2 large eggs
1 c. raisins
Vegetable shortening, for greasing pan
For the icing:
3/4 c. confectioner's sugar
1 T. milk
In a heavy-bottomed saucepan over low heat, heat the milk and butter until the butter melts. Take it off the heat and allow the mixture to cool to between 120-130 degrees Fahrenheit. (A tip: be sure to stir the mixture as you're taking its temperature. I find that if I don't do this, the temperature reading is often inaccurate, and if you add the melted butter and milk to the mixture while it's still too hot, you will absolutely kill those little yeasties in there, and you will therefore suffer leaden dough that won't rise.)
In the bowl of an electric mixer combine the sugar, salt, yeast and 1 1/2 c. of the flour. Using the paddle attachment and with the mixer at low speed, beat the liquid into the dry ingredients until blended. Increase the speed to medium and beat for 2 more minutes. Beat in 1 egg and 1 c. flour to make a thick batter, then continue beating 2 more minutes, scraping down the side of the bowl as needed. Add the raisins and enough additional flour (2 c. to 2 1/2 c.) to make a soft dough. I find I usually need the full 2 1/2 cups of flour. The dough will not form a ball; it's more like a thick, sticky batter.
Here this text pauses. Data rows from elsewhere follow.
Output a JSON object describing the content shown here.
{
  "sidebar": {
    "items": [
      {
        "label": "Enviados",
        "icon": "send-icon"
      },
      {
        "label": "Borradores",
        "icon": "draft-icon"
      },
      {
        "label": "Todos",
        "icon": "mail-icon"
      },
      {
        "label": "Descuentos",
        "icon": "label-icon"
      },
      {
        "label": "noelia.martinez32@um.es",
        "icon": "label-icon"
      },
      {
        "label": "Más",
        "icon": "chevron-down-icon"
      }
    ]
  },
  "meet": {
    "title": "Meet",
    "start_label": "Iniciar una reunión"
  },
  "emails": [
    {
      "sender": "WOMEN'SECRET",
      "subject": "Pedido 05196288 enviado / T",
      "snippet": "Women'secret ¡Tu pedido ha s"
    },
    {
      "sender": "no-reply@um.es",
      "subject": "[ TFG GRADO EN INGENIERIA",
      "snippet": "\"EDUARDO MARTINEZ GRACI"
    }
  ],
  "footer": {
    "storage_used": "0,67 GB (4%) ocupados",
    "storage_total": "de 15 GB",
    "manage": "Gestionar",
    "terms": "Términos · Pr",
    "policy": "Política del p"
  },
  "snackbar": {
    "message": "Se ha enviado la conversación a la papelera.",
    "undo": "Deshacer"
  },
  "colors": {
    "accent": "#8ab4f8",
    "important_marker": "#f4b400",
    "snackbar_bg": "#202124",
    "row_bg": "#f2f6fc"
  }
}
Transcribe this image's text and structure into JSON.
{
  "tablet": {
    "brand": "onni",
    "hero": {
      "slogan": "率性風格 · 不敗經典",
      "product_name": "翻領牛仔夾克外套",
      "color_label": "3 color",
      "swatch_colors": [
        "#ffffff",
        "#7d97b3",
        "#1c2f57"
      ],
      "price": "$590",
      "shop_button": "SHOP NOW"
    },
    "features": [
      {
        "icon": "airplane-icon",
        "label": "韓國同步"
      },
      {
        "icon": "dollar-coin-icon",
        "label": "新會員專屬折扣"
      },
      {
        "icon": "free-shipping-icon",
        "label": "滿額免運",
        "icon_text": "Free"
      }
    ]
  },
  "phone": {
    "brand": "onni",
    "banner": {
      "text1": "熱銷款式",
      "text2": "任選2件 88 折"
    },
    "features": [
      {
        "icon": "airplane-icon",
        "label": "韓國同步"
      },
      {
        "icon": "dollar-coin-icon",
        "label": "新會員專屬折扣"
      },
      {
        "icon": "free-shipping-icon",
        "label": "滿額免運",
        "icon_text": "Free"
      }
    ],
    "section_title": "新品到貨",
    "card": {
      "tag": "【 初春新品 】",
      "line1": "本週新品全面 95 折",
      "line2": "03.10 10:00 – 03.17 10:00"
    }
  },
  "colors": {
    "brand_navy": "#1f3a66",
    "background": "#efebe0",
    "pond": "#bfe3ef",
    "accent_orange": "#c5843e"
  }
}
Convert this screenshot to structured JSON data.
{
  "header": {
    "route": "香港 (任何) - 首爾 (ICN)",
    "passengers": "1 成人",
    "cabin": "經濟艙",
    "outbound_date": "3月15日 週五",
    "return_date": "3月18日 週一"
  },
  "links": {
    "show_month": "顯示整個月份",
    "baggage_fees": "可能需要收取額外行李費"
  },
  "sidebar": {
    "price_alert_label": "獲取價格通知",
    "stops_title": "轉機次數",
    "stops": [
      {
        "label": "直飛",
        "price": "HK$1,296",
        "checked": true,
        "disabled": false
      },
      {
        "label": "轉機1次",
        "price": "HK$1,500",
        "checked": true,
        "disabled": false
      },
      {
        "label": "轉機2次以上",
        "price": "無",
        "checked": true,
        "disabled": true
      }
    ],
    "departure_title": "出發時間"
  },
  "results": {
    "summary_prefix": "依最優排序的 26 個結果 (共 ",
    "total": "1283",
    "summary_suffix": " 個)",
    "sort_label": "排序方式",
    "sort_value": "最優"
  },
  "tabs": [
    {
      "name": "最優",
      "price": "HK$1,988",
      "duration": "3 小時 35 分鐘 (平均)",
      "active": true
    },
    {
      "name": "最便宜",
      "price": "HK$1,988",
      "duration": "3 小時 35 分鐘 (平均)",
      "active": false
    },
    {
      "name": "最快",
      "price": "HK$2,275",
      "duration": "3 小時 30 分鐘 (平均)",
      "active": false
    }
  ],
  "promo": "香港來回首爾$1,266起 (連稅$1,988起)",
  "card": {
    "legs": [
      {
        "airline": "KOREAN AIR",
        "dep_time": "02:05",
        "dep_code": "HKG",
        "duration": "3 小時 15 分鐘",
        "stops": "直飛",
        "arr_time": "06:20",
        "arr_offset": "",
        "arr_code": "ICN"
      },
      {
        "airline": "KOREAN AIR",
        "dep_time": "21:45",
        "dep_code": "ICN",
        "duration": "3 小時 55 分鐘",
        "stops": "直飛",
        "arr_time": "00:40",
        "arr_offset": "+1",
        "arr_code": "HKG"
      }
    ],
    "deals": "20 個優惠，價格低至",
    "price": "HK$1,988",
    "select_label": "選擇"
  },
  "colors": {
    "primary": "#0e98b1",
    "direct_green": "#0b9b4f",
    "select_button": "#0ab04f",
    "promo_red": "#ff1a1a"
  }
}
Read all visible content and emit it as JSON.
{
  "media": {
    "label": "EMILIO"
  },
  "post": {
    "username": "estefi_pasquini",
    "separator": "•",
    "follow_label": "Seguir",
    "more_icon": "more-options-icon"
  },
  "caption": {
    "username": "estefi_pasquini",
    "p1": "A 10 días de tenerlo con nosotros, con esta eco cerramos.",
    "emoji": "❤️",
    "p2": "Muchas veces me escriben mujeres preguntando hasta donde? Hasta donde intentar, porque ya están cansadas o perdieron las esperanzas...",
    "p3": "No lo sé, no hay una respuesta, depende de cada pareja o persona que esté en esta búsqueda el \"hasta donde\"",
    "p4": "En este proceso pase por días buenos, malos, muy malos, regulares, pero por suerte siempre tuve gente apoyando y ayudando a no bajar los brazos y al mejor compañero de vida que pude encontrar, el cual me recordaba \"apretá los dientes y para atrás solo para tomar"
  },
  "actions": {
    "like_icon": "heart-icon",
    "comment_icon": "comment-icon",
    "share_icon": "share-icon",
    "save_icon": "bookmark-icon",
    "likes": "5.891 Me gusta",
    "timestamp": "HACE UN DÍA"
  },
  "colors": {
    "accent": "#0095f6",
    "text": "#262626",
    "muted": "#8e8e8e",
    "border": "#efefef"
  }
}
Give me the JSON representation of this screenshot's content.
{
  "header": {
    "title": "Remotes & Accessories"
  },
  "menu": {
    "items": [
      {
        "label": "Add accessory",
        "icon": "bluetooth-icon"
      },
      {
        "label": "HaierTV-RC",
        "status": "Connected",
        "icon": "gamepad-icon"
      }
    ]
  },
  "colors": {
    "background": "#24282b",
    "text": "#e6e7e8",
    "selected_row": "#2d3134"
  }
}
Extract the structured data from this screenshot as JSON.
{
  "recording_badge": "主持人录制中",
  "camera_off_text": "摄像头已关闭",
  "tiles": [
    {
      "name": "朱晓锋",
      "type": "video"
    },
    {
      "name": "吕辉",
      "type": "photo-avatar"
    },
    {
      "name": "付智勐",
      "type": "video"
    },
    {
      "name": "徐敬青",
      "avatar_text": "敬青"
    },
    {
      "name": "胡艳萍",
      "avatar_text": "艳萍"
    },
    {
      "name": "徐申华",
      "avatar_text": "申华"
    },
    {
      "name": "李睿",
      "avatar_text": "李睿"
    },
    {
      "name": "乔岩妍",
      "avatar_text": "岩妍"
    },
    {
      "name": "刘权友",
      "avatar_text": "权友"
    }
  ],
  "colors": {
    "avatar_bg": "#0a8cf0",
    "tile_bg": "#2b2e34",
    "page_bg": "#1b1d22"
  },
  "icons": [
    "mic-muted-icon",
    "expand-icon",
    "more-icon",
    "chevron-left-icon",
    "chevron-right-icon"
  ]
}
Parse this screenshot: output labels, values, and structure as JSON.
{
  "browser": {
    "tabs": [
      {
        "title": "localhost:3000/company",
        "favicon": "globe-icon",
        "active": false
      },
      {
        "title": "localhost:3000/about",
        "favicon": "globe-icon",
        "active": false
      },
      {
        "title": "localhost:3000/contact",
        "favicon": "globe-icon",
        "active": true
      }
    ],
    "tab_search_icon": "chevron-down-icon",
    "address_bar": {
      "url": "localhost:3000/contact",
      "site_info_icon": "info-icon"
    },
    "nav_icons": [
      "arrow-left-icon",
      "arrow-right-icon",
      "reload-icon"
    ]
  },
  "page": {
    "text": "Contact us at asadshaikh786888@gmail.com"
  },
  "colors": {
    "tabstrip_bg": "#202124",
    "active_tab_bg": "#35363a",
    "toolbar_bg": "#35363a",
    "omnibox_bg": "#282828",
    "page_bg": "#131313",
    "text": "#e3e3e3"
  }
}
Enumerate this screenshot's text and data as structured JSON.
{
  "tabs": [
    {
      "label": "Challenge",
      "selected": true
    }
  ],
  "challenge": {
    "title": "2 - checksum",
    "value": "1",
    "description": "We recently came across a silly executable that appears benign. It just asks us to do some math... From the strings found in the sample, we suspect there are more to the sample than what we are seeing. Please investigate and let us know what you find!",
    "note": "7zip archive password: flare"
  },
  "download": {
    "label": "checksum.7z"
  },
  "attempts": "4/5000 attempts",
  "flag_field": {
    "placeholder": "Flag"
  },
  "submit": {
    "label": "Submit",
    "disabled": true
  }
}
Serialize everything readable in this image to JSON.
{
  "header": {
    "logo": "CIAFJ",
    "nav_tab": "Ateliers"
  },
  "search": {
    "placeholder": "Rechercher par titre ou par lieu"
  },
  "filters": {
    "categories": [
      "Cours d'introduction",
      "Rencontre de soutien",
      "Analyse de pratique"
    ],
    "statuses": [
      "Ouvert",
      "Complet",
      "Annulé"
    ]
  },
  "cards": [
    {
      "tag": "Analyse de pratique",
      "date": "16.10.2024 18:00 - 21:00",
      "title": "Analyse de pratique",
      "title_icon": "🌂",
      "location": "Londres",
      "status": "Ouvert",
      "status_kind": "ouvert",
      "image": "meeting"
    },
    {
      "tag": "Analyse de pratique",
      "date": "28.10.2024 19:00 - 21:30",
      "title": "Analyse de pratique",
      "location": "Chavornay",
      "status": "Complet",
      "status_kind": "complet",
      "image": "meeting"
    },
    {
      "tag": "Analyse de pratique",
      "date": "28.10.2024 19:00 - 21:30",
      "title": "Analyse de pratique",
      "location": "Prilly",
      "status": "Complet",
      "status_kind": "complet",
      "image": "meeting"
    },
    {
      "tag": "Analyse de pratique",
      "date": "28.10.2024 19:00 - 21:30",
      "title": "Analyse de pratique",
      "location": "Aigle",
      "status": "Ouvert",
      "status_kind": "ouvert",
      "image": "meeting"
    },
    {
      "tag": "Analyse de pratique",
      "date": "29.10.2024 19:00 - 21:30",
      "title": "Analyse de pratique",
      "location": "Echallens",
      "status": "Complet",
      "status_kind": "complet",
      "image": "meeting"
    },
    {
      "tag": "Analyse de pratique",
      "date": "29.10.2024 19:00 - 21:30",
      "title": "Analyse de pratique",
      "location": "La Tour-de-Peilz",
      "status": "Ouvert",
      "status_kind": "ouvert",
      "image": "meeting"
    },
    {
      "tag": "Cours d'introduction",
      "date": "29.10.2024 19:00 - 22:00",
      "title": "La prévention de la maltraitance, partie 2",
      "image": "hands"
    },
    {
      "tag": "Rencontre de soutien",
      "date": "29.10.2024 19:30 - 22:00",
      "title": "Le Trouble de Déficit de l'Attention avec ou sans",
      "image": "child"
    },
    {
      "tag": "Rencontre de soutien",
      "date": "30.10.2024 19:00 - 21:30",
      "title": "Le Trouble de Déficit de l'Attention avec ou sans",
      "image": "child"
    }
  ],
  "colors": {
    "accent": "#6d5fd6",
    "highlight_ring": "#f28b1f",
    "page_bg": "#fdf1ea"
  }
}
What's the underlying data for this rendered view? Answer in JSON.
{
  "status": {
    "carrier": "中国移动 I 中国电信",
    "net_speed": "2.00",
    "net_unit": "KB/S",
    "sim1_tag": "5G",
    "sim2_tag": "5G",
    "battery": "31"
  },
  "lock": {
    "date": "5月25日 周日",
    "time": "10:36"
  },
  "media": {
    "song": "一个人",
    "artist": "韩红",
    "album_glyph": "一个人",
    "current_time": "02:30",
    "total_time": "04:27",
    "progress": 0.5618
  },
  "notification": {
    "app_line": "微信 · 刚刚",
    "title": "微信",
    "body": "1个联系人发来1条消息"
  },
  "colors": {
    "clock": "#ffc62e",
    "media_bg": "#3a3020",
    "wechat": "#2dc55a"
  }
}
Turn the dough out onto a floured surface and knead until smooth and elastic, about 5 minutes. Add more flour while kneading, if needed, to keep the dough from sticking and to form a uniform mass. Shape the dough into a ball and place in a medium bowl that's been lightly coated with vegetable shortening. Turn to coat. Cover with a piece of plastic wrap and a tea towel and let rise in a warm place away from a draft until doubled in bulk, at least 1 hour.
Punch down the dough and turn it out onto a floured surface. Divide the dough into 14 equal pieces. Cover with the bowl and let rest 15 minutes. Grease a 13" x 9" baking dish.
Shape the dough pieces into balls. To do this, hold each piece in one hand and gently pull down, pinching the dough and tucking the sides under. Place the rolls in the prepared baking dish. Cover with plastic wrap and a tea towel and let rise until doubled, about 1 hour.
Preheat the oven to 350 degrees Fahrenheit. In a small bowl, beat the remaining egg. Using a sharp serrated knife cut a cross in the top of each bun and brush with egg.
Bake 25-30 minutes or until the buns are golden. Keep an eye on the buns; if they begin to brown too quickly, cover with aluminum foil. Remove the pan and place on a wire rack. Cool the buns for 15 minutes.
While the buns are cooling, prepare the icing. In a small bowl, whisk the confectioner's sugar and the milk until smooth. Spoon the icing into a piping bag with a plain medium tip. Fill the cross in each bun with icing. You can also drizzle on the icing with a teaspoon, but the piping bag method is neater.
The buns are best when they're still warm from the oven. Enjoy, happily, with a nice cup of coffee or a tall glass of milk. Try to refrain from eating the whole pan.
Makes 14 buns.